Directions:
Your response should consist of the entries below, written out exactly.

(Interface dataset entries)
######
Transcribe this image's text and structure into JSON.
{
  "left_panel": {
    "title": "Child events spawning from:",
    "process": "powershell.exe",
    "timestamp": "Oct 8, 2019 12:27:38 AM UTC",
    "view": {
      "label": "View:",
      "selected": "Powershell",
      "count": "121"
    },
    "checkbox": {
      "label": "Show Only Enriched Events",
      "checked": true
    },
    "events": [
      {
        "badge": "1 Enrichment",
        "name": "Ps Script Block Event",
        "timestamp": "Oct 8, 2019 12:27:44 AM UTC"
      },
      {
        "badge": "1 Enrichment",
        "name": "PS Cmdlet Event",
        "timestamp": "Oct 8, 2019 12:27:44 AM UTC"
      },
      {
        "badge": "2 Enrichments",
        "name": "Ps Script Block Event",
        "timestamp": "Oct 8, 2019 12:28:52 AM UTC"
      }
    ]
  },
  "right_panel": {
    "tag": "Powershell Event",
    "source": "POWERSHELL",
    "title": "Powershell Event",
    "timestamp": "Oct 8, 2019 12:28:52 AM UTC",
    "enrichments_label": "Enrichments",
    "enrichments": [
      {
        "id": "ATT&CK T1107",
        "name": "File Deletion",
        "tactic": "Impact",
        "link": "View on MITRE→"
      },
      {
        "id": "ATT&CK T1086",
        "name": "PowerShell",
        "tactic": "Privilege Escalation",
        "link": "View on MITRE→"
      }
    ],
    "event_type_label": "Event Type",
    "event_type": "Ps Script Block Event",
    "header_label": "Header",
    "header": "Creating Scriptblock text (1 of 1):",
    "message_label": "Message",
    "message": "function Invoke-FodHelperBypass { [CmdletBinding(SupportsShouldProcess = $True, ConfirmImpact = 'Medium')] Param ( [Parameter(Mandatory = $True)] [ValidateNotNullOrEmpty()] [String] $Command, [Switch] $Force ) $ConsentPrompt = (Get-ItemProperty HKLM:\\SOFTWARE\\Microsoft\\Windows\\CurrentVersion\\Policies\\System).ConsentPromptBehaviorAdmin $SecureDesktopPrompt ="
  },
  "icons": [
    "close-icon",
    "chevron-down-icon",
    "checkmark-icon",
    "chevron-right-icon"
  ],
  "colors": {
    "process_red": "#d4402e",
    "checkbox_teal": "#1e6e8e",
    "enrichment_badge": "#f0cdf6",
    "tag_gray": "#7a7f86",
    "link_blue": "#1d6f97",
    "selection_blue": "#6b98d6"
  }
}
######
Your solution:
Transcribe this image's text and structure into JSON.
{
  "left_panel": {
    "title": "Child events spawning from:",
    "process": "powershell.exe",
    "timestamp": "Oct 8, 2019 12:27:38 AM UTC",
    "view": {
      "label": "View:",
      "selected": "Powershell",
      "count": "121"
    },
    "checkbox": {
      "label": "Show Only Enriched Events",
      "checked": true
    },
    "events": [
      {
        "badge": "1 Enrichment",
        "name": "Ps Script Block Event",
        "timestamp": "Oct 8, 2019 12:27:44 AM UTC"
      },
      {
        "badge": "1 Enrichment",
        "name": "PS Cmdlet Event",
        "timestamp": "Oct 8, 2019 12:27:44 AM UTC"
      },
      {
        "badge": "2 Enrichments",
        "name": "Ps Script Block Event",
        "timestamp": "Oct 8, 2019 12:28:52 AM UTC"
      }
    ]
  },
  "right_panel": {
    "tag": "Powershell Event",
    "source": "POWERSHELL",
    "title": "Powershell Event",
    "timestamp": "Oct 8, 2019 12:28:52 AM UTC",
    "enrichments_label": "Enrichments",
    "enrichments": [
      {
        "id": "ATT&CK T1107",
        "name": "File Deletion",
        "tactic": "Impact",
        "link": "View on MITRE→"
      },
      {
        "id": "ATT&CK T1086",
        "name": "PowerShell",
        "tactic": "Privilege Escalation",
        "link": "View on MITRE→"
      }
    ],
    "event_type_label": "Event Type",
    "event_type": "Ps Script Block Event",
    "header_label": "Header",
    "header": "Creating Scriptblock text (1 of 1):",
    "message_label": "Message",
    "message": "function Invoke-FodHelperBypass { [CmdletBinding(SupportsShouldProcess = $True, ConfirmImpact = 'Medium')] Param ( [Parameter(Mandatory = $True)] [ValidateNotNullOrEmpty()] [String] $Command, [Switch] $Force ) $ConsentPrompt = (Get-ItemProperty HKLM:\\SOFTWARE\\Microsoft\\Windows\\CurrentVersion\\Policies\\System).ConsentPromptBehaviorAdmin $SecureDesktopPrompt ="
  },
  "icons": [
    "close-icon",
    "chevron-down-icon",
    "checkmark-icon",
    "chevron-right-icon"
  ],
  "colors": {
    "process_red": "#d4402e",
    "checkbox_teal": "#1e6e8e",
    "enrichment_badge": "#f0cdf6",
    "tag_gray": "#7a7f86",
    "link_blue": "#1d6f97",
    "selection_blue": "#6b98d6"
  }
}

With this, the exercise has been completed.